Better Breast Cancer Scans
As you probably know, October is Breast Cancer Awareness Month, a reminder for many women to get their regular mammograms.
I think most women would agree that mammograms are extremely uncomfortable, if not downright painful. Yet, as uncomfortable as breast scans are, they are the most accurate way to screen for breast cancer. Further, although doctors frequently distribute those self-exam diagrams as a guide for women to conduct regular self-exams at home, not everyone does them, nor is everyone adept at doing them.
If you have felt guilty about not conducting those self-exams at home, you can make up for it by diligently following your mammogram schedule. Recent studies show that a self-exam won’t detect smaller tumors or pre-cancerous conditions in the breast as well as a mammogram would.
But, breasts are tender and sensitive. Heck, I have a hard enough time when my cat decides to walk across them. Putting these delicate and sensitive tissues in a vise-like scanning machine just seems cruel.
To make matters worse, some women have very dense and fibrous breasts that are difficult to screen, which means they could go through all the unpleasantness of a mammogram, and the resulting images wouldn't necessarily reveal any anomalies.
Unfortunately, breast cancer is a major health concern, and early detection is key; so we endure the mammogram as a necessary evil. Well, take heart, sisters. The medical system is researching alternative breast screening methods.
MRI (Magnetic Resonance Imaging)
The MRI does not use any radiation for scanning, but rather uses a combination of radio waves, magnets, and computer imagery to take pictures of the inside of the body.
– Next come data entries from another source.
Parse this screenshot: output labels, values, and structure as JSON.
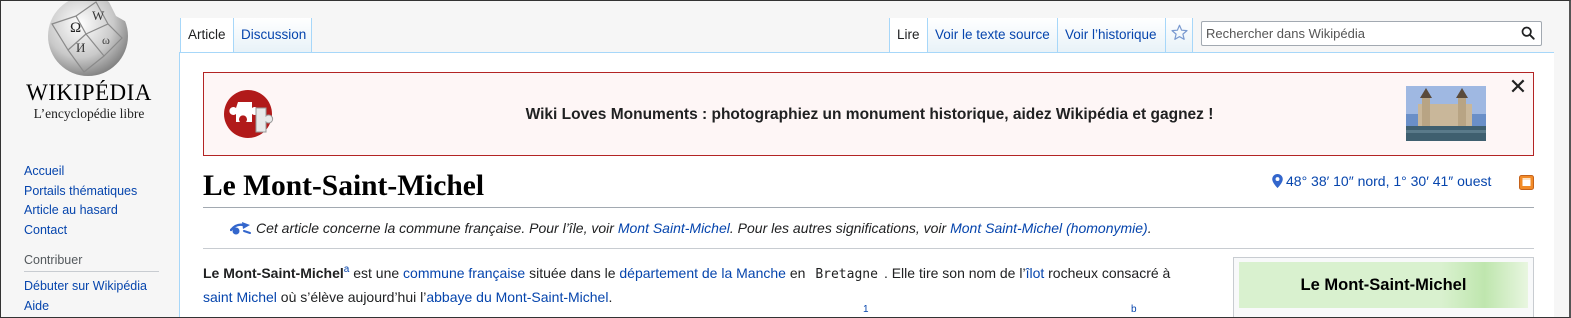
{
  "logo": {
    "wordmark": "Wikipédia",
    "tagline": "L’encyclopédie libre"
  },
  "sidebar": {
    "nav": [
      "Accueil",
      "Portails thématiques",
      "Article au hasard",
      "Contact"
    ],
    "contribute_heading": "Contribuer",
    "contribute": [
      "Débuter sur Wikipédia",
      "Aide"
    ]
  },
  "tabs": {
    "article": "Article",
    "discussion": "Discussion",
    "read": "Lire",
    "source": "Voir le texte source",
    "history": "Voir l’historique"
  },
  "search": {
    "placeholder": "Rechercher dans Wikipédia"
  },
  "banner": {
    "text": "Wiki Loves Monuments : photographiez un monument historique, aidez Wikipédia et gagnez !",
    "close": "✕"
  },
  "article": {
    "title": "Le Mont-Saint-Michel",
    "coordinates": "48° 38′ 10″ nord, 1° 30′ 41″ ouest",
    "hatnote": {
      "t1": "Cet article concerne la commune française. Pour l’île, voir ",
      "link1": "Mont Saint-Michel",
      "t2": ". Pour les autres significations, voir ",
      "link2": "Mont Saint-Michel (homonymie)",
      "t3": "."
    },
    "para": {
      "bold": "Le Mont-Saint-Michel",
      "sup_a": "a",
      "t1": " est une ",
      "link1": "commune française",
      "t2": " située dans le ",
      "link2": "département de la Manche",
      "t3": " en ",
      "code": "Bretagne",
      "t4": ". Elle tire son nom de l’",
      "link3": "îlot",
      "t5": " rocheux consacré à",
      "link4": "saint Michel",
      "t6": " où s’élève aujourd’hui l’",
      "link5": "abbaye du Mont-Saint-Michel",
      "t7": "."
    },
    "para2_sup1": "1",
    "para2_sup2": "b"
  },
  "infobox": {
    "title": "Le Mont-Saint-Michel"
  },
  "colors": {
    "link": "#0645ad",
    "banner_border": "#b32424",
    "tab_border": "#a7d7f9"
  }
}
You lie on a table that slides inside a big machine to take the pictures—there’s no smashing or manipulating of the breasts between metal or plastic plates to get a scan.
MRIs actually detect cancer more often than mammograms, but they are more expensive so are usually only used on women who are considered high-risk. To qualify as high-risk you must:
- Test positive for the BRCA1 or other breast cancer-specific genes
- Have a strong family history, or a first-degree relative (sister, mother, daughter) with breast cancer; and/or
- Have genetic syndromes that contribute to breast cancer, such as Cowden syndrome
Although MRIs are only available to certain segments of the population, it is possible that future advances will make the process more affordable, and more accessible to others.
Ultrasound uses high-frequency sound waves to make a picture of structures inside the body. Unlike traditional x-ray or a CT Scan, ultrasound doesn't involve any radiation. A technician applies a conductive gel to your breasts, and applies a hand-held device to the breasts to take the photos. Although they do press the device into your breasts, it’s not as uncomfortable as having them compressed between two plates.
Ultrasound is currently used as a companion to mammography and other breast cancer screenings, particularly for women who have dense or fibrous breasts. For example, if you have an inconclusive result on your mammogram, you may be referred for an ultrasound to get more information.
An ultrasound can detect solid masses, like tumors, and liquid masses, like cysts. Unfortunately, they can’t determine the nature of the mass, and they can’t detect all of the things a mammogram can.
CT Scans/CAT Scans (Computerized Tomography)
The CT scan is an x-ray technique, like the mammogram, but it takes photos of an entire cross section of your body rather than one area. As happens with an MRI, you lie on a table that slides into a machine to take the photos. The machine takes photos from several different angles and puts them together to create a detailed image.
Currently CT scans are not used as a breast cancer screening tool, they are used after diagnosis to determine if the cancer has spread. This in part because you have to drink a contrast dye that could cause kidney damage; drinking the dye once in a lifetime might not be an issue, doing it once a year (or more) could potentially cause problems.
However, both the CT scan and the mammogram use the same amount of radiation, and doctors are trying to refine the process and determine if the CT scan can be used in the future as a breast cancer screening tool.
What It All Means
Right now, the mammogram is the only screening test that is both accurate and accessible to everyone. But we are getting closer to finding alternatives that are accurate, accessible, and affordable without all the pain and discomfort.
Content provided to the community by the Healthboards Editorial Staff.